**** Records shown

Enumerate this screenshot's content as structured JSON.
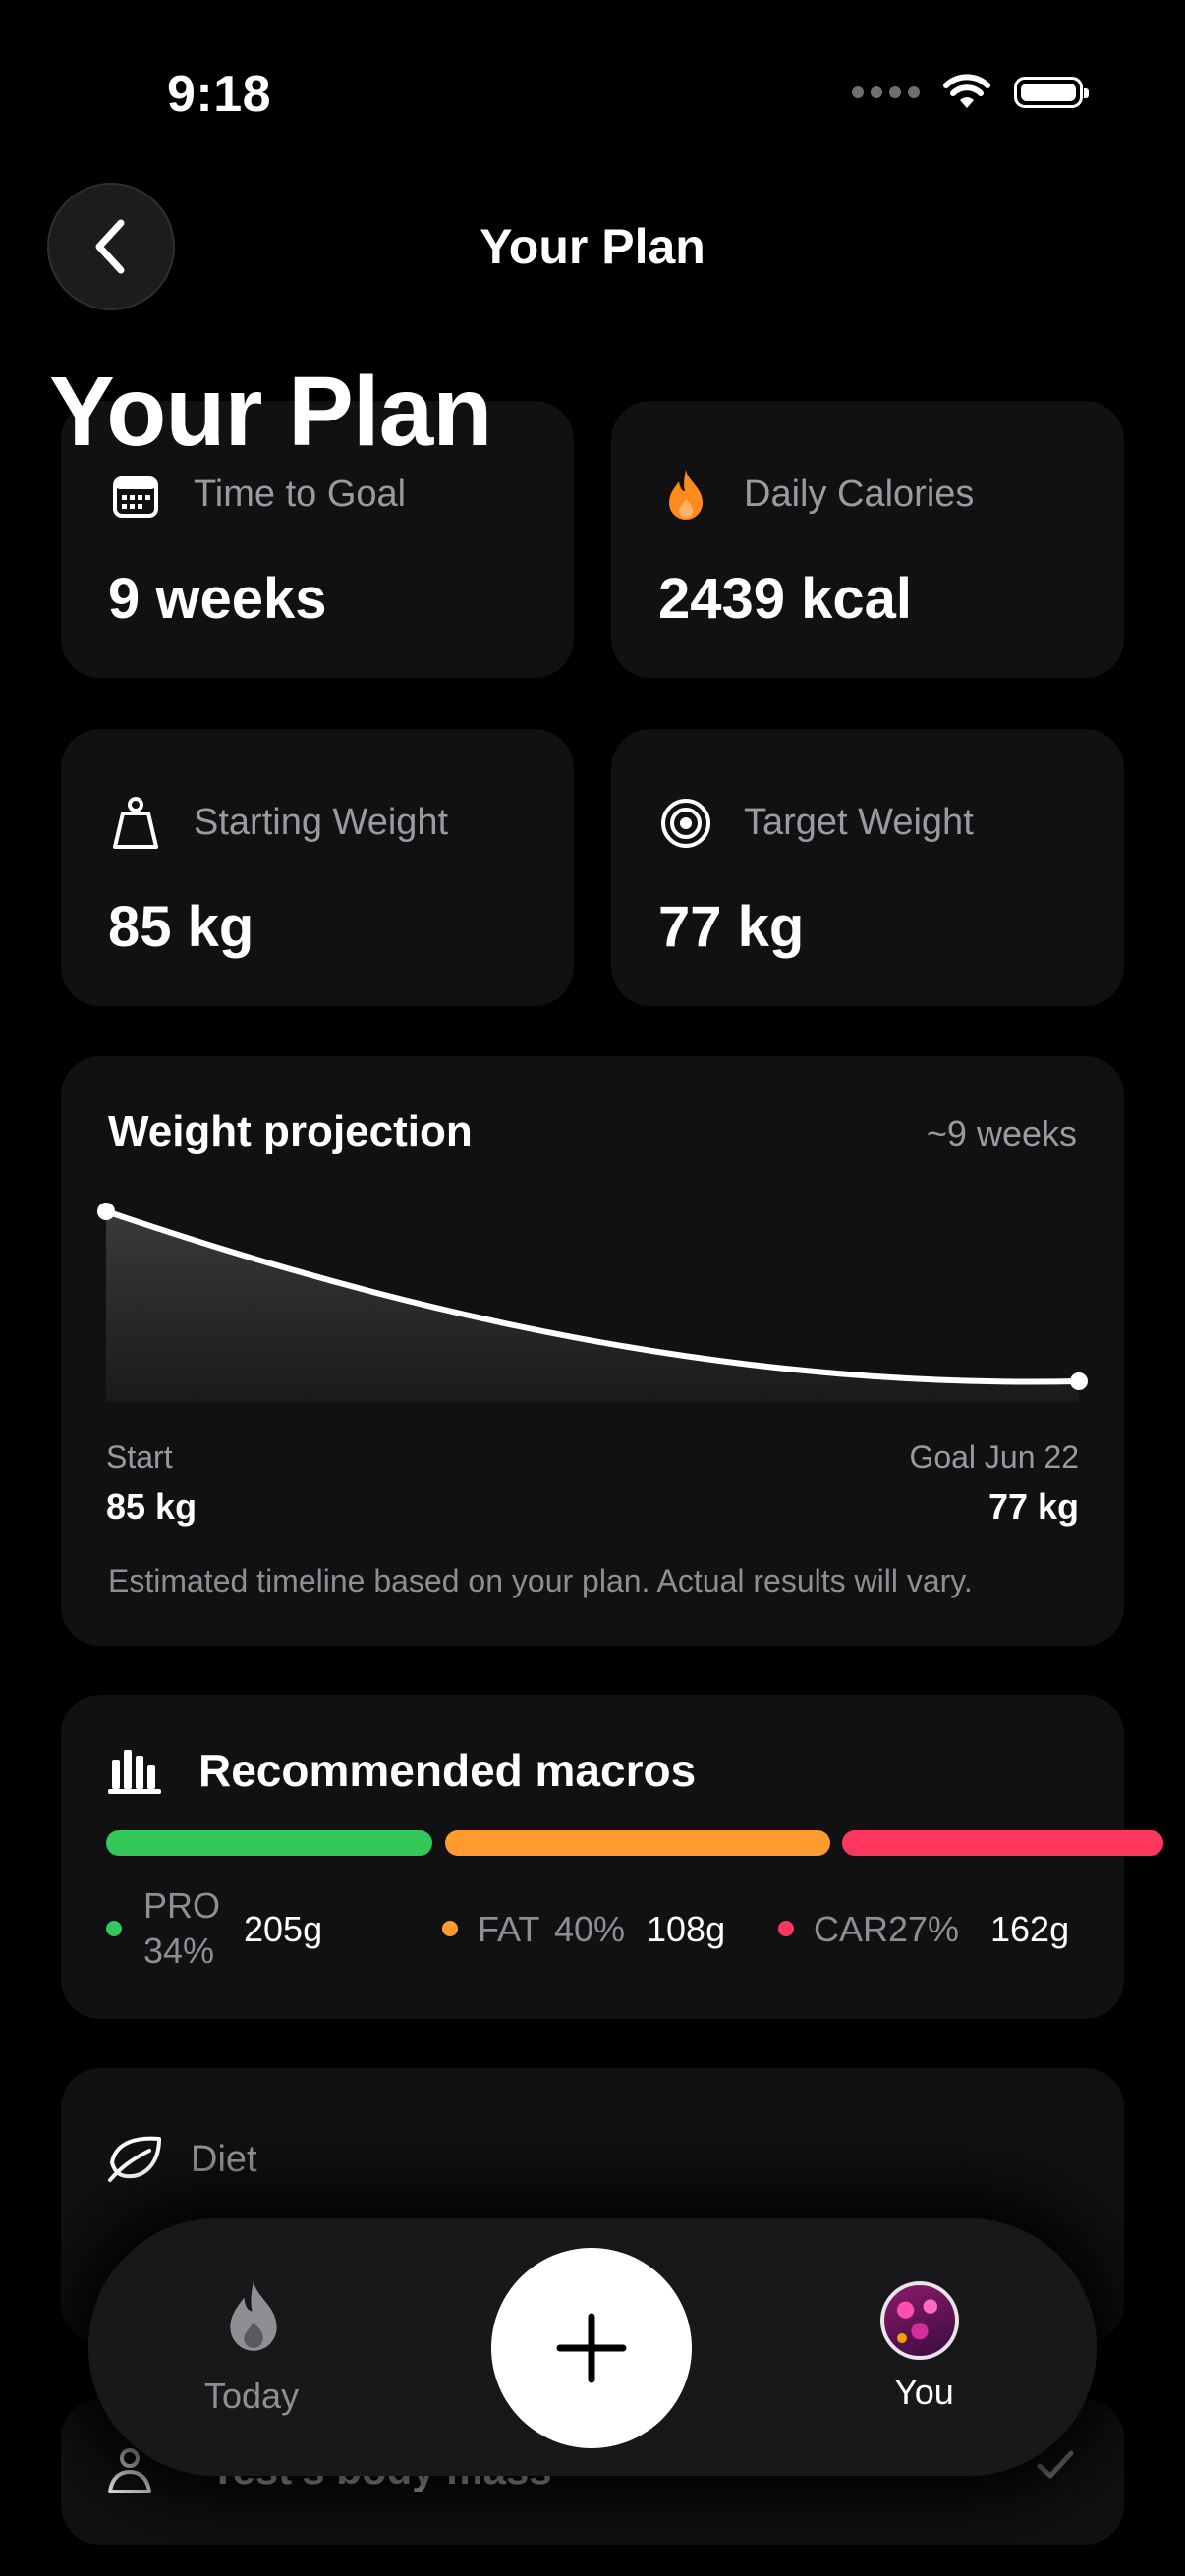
{
  "status_bar": {
    "time": "9:18"
  },
  "nav": {
    "title": "Your Plan",
    "back_icon": "chevron-left-icon"
  },
  "header": {
    "large_title": "Your Plan"
  },
  "stats": [
    {
      "label": "Time to Goal",
      "value": "9 weeks",
      "icon": "calendar-icon"
    },
    {
      "label": "Daily Calories",
      "value": "2439 kcal",
      "icon": "flame-icon",
      "icon_color": "#ff8a1f"
    },
    {
      "label": "Starting Weight",
      "value": "85 kg",
      "icon": "weight-icon"
    },
    {
      "label": "Target Weight",
      "value": "77 kg",
      "icon": "target-icon"
    }
  ],
  "projection": {
    "title": "Weight projection",
    "duration": "~9 weeks",
    "start_label": "Start",
    "start_value": "85 kg",
    "goal_label": "Goal Jun 22",
    "goal_value": "77 kg",
    "note": "Estimated timeline based on your plan. Actual results will vary."
  },
  "macros": {
    "title": "Recommended macros",
    "icon": "bar-chart-icon",
    "items": [
      {
        "name": "PRO",
        "percent": "34%",
        "grams": "205g",
        "color": "#34c759"
      },
      {
        "name": "FAT",
        "percent": "40%",
        "grams": "108g",
        "color": "#ff9a2e"
      },
      {
        "name": "CAR",
        "percent": "27%",
        "grams": "162g",
        "color": "#ff375f"
      }
    ]
  },
  "diet": {
    "label": "Diet",
    "icon": "leaf-icon"
  },
  "body_mass": {
    "label": "Test's body mass",
    "icon": "person-icon",
    "check_icon": "checkmark-icon"
  },
  "tabbar": {
    "today_label": "Today",
    "add_icon": "plus-icon",
    "you_label": "You"
  }
}
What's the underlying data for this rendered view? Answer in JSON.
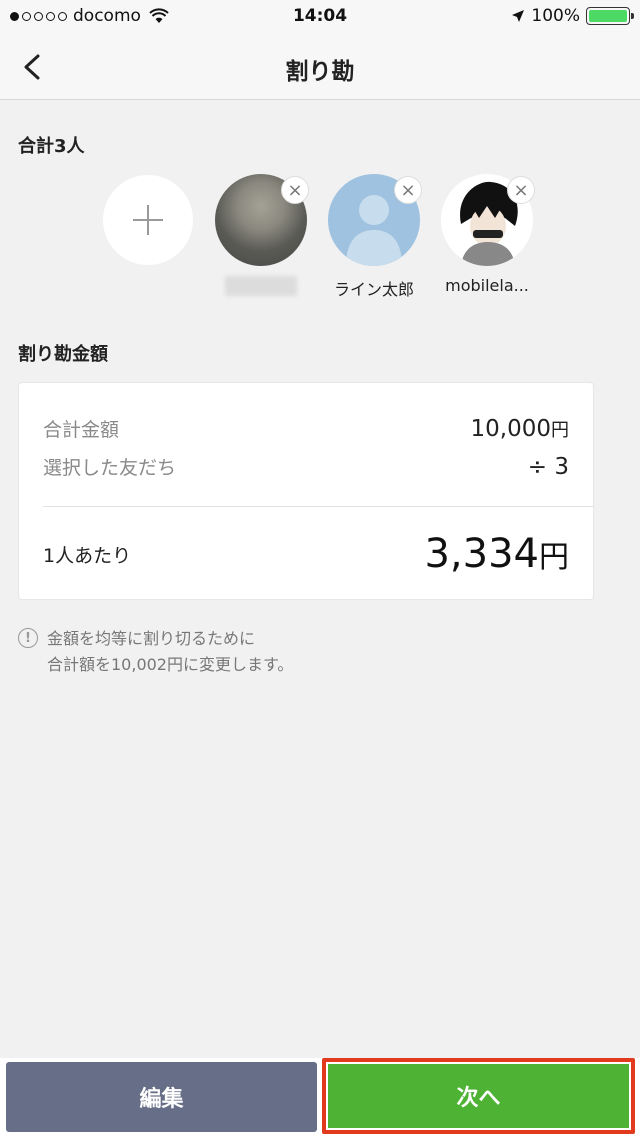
{
  "status_bar": {
    "carrier": "docomo",
    "time": "14:04",
    "battery": "100%"
  },
  "nav": {
    "title": "割り勘"
  },
  "members": {
    "title": "合計3人",
    "list": [
      {
        "name": "",
        "avatar": "blurred-photo"
      },
      {
        "name": "ライン太郎",
        "avatar": "default-person"
      },
      {
        "name": "mobilela...",
        "avatar": "anime-character"
      }
    ]
  },
  "amount": {
    "title": "割り勘金額",
    "total_label": "合計金額",
    "total_value": "10,000",
    "yen": "円",
    "friends_label": "選択した友だち",
    "friends_value": "÷ 3",
    "per_person_label": "1人あたり",
    "per_person_value": "3,334"
  },
  "notice": {
    "line1": "金額を均等に割り切るために",
    "line2": "合計額を10,002円に変更します。"
  },
  "buttons": {
    "edit": "編集",
    "next": "次へ"
  },
  "colors": {
    "edit_button": "#676e87",
    "next_button": "#4eb334",
    "highlight_border": "#e23a1e"
  }
}
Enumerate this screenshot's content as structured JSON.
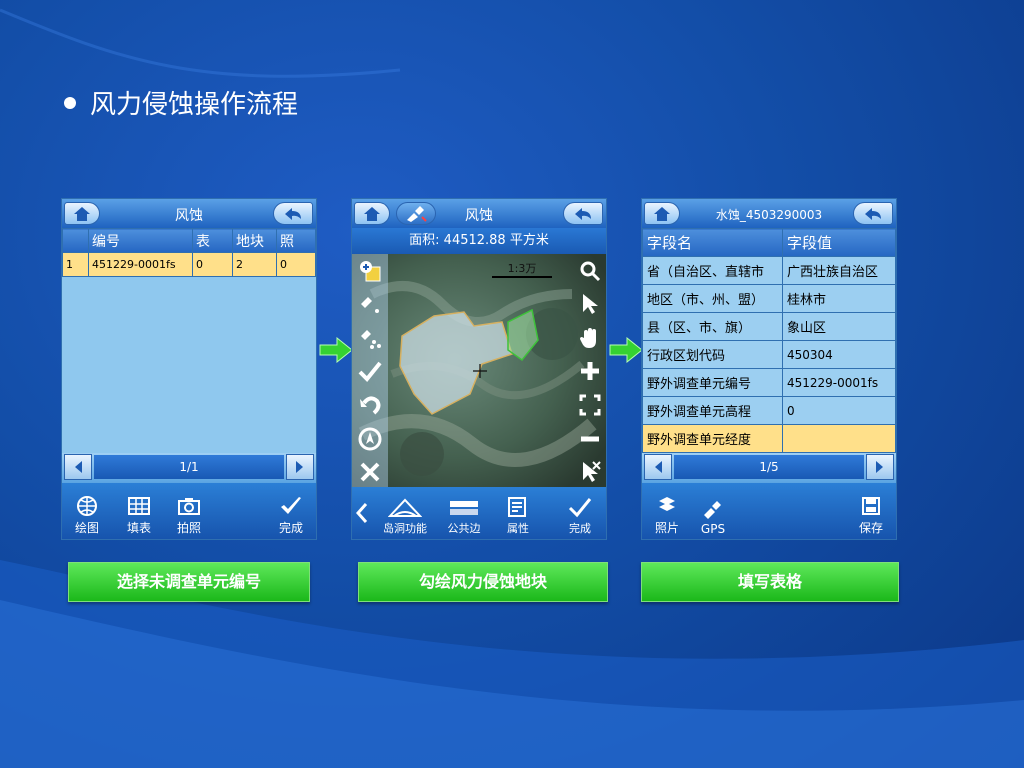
{
  "page": {
    "title": "风力侵蚀操作流程"
  },
  "screen1": {
    "title": "风蚀",
    "columns": [
      "编号",
      "表",
      "地块",
      "照"
    ],
    "rows": [
      {
        "idx": "1",
        "code": "451229-0001fs",
        "table": "0",
        "plots": "2",
        "photos": "0"
      }
    ],
    "pager": "1/1",
    "bottom": [
      "绘图",
      "填表",
      "拍照",
      "完成"
    ]
  },
  "screen2": {
    "title": "风蚀",
    "area": "面积: 44512.88 平方米",
    "scale": "1:3万",
    "bottom": [
      "岛洞功能",
      "公共边",
      "属性",
      "完成"
    ]
  },
  "screen3": {
    "title": "水蚀_4503290003",
    "header": [
      "字段名",
      "字段值"
    ],
    "rows": [
      {
        "name": "省（自治区、直辖市",
        "value": "广西壮族自治区"
      },
      {
        "name": "地区（市、州、盟）",
        "value": "桂林市"
      },
      {
        "name": "县（区、市、旗）",
        "value": "象山区"
      },
      {
        "name": "行政区划代码",
        "value": "450304"
      },
      {
        "name": "野外调查单元编号",
        "value": "451229-0001fs"
      },
      {
        "name": "野外调查单元高程",
        "value": "0"
      },
      {
        "name": "野外调查单元经度",
        "value": ""
      }
    ],
    "pager": "1/5",
    "bottom": [
      "照片",
      "GPS",
      "保存"
    ]
  },
  "steps": [
    "选择未调查单元编号",
    "勾绘风力侵蚀地块",
    "填写表格"
  ],
  "colors": {
    "step_button": "#2ec42c",
    "selected_row": "#ffe08a",
    "panel": "#8fc8ee",
    "background": "#134ea8"
  }
}
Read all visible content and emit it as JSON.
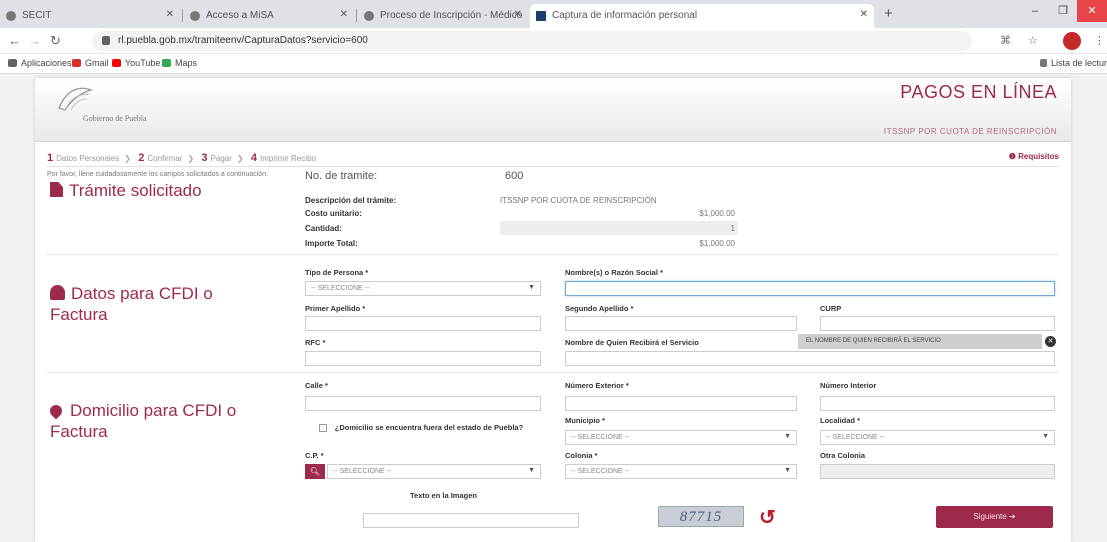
{
  "browser": {
    "tabs": [
      {
        "label": "SECIT"
      },
      {
        "label": "Acceso a MiSA"
      },
      {
        "label": "Proceso de Inscripción - Médico"
      },
      {
        "label": "Captura de información personal"
      }
    ],
    "new_tab": "+",
    "minimize": "–",
    "maximize": "❐",
    "close": "✕",
    "url": "rl.puebla.gob.mx/tramiteenv/CapturaDatos?servicio=600",
    "bookmarks": [
      {
        "label": "Aplicaciones",
        "color": "#5f6368"
      },
      {
        "label": "Gmail",
        "color": "#d93025"
      },
      {
        "label": "YouTube",
        "color": "#ff0000"
      },
      {
        "label": "Maps",
        "color": "#34a853"
      }
    ],
    "reading_list": "Lista de lectura"
  },
  "header": {
    "logo_text": "Gobierno de Puebla",
    "title": "PAGOS EN LÍNEA",
    "subtitle": "ITSSNP POR CUOTA DE REINSCRIPCIÓN"
  },
  "steps": [
    {
      "num": "1",
      "label": "Datos Personales"
    },
    {
      "num": "2",
      "label": "Confirmar"
    },
    {
      "num": "3",
      "label": "Pagar"
    },
    {
      "num": "4",
      "label": "Imprimir Recibo"
    }
  ],
  "requisitos_label": "Requisitos",
  "instructions": "Por favor, llene cuidadosamente los campos solicitados a continuación:",
  "tramite": {
    "section_title": "Trámite solicitado",
    "num_label": "No. de tramite:",
    "num_value": "600",
    "desc_label": "Descripción del trámite:",
    "desc_value": "ITSSNP POR CUOTA DE REINSCRIPCIÓN",
    "costo_label": "Costo unitario:",
    "costo_value": "$1,000.00",
    "cantidad_label": "Cantidad:",
    "cantidad_value": "1",
    "importe_label": "Importe Total:",
    "importe_value": "$1,000.00"
  },
  "cfdi": {
    "section_title": "Datos para CFDI o Factura",
    "tipo_persona_label": "Tipo de Persona *",
    "tipo_persona_value": "-- SELECCIONE --",
    "nombre_label": "Nombre(s) o Razón Social *",
    "nombre_value": "",
    "primer_apellido_label": "Primer Apellido *",
    "segundo_apellido_label": "Segundo Apellido *",
    "curp_label": "CURP",
    "rfc_label": "RFC *",
    "quien_recibira_label": "Nombre de Quien Recibirá el Servicio",
    "quien_recibira_tooltip": "EL NOMBRE DE QUIEN RECIBIRÁ EL SERVICIO"
  },
  "domicilio": {
    "section_title": "Domicilio para CFDI o Factura",
    "calle_label": "Calle *",
    "num_ext_label": "Número Exterior *",
    "num_int_label": "Número Interior",
    "fuera_label": "¿Domicilio se encuentra fuera del estado de Puebla?",
    "municipio_label": "Municipio *",
    "municipio_value": "-- SELECCIONE --",
    "localidad_label": "Localidad *",
    "localidad_value": "-- SELECCIONE --",
    "cp_label": "C.P. *",
    "cp_value": "-- SELECCIONE --",
    "colonia_label": "Colonia *",
    "colonia_value": "-- SELECCIONE --",
    "otra_colonia_label": "Otra Colonia"
  },
  "captcha": {
    "label": "Texto en la Imagen",
    "code": "87715"
  },
  "next_button": "Siguiente ➔",
  "colors": {
    "brand": "#9e2a4b",
    "refresh": "#c0192b"
  }
}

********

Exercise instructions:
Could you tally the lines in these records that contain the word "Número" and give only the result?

Task solution:
2